Because he was saying, if you don’t understand your idea well enough to encapsulate it clearly on something as simple as the back of a small napkin — outline it, at least — you haven’t thought through it clearly enough. As Steve Jobs said, simple is harder than complex.
“If you don’t understand your idea well enough to encapsulate it clearly on something as simple as the back of a small napkin — outline it, at least — you haven’t thought through it clearly enough.”
Knowledge at Wharton: Obviously, companies with leaders who subscribe to the storytelling idea have an advantage over companies with leaders who don’t subscribe to it. How difficult is it, though, for leaders who aren’t on that page to change their path and tap into that storytelling aspect? I think we agree that everybody has it. It’s just being able to pull it out.
Gallo: It’s in our DNA. That’s the beauty and the power of story. And I won’t go too far into the science. But I have many pages in the beginning on how storytelling is hard-wired in our DNA. We process information through story. We want to hear information through stories, with heroes and villains and characters, and a hero to rally around. It’s the way the world and our brains work. We’re wired that way.
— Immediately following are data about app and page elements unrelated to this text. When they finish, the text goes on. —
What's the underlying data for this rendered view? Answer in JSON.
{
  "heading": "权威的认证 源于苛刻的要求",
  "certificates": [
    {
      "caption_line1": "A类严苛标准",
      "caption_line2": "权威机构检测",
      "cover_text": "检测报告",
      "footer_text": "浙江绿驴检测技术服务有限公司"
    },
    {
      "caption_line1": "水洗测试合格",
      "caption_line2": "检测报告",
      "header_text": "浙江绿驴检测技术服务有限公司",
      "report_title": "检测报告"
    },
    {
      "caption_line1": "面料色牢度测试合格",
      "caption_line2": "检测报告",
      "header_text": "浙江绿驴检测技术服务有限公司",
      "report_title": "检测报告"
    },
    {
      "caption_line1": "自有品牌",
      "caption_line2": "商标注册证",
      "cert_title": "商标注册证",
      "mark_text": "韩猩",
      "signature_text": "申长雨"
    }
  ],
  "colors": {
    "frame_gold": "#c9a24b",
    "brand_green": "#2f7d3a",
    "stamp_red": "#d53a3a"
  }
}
So the best thing you can do, especially to engage your team and build brands and pitch products and sell products, is to wrap those ideas in narrative. I believe that ideas that catch on are wrapped in some sort of narrative. No, it’s not the easiest thing to turn around a larger company. But I’ve seen it done, and I’ve seen it done in a couple of famous areas. One was KPMG, one of the big four accounting firms, now in consulting. KPMG actually came up with a pretty extensive study not too long ago — they found that morale was declining somewhat. They were having all of those issues, especially around young people, that many global companies are having these days.
And here’s where it saves us all a lot of work. They studied thousands of managers, and they sent out thousands of studies and surveys. And they came to the conclusion that people, young people, especially, wanted to be part of a bigger mission. A purpose. OK. We’re starting to understand that. That’s fine. Now, how do you teach them about the purpose of your company? Through storytelling.
So they literally took their managers, and helped transform them all into storytellers, so that the managers were constantly telling stories of the history of KPMG — how KPMG has shaped the world; how they continue to shape industries and lives, and make the world a better place.
And they said as they got immersed in the storytelling culture, engagement scores went up substantially. Turnover was reduced substantially. And this is a study that is online. They’ve broken it down. They’re showing to you empirically how profits began to soar. So in all of those empirical models that we look at, storytelling helped transform that company in a big way.
Now, I’m a storytelling guy, and [even] I can express some skepticism. Was that really the reason? According to KPMG, it certainly was. So I think that we are seeing companies that get it. It does have to be pushed from the top, because the top leaders need to be the chief storytelling officers of the brand.
If you don’t get it from the top, then there’s very little chance of transforming yourself into a storytelling culture. But it is happening at big companies.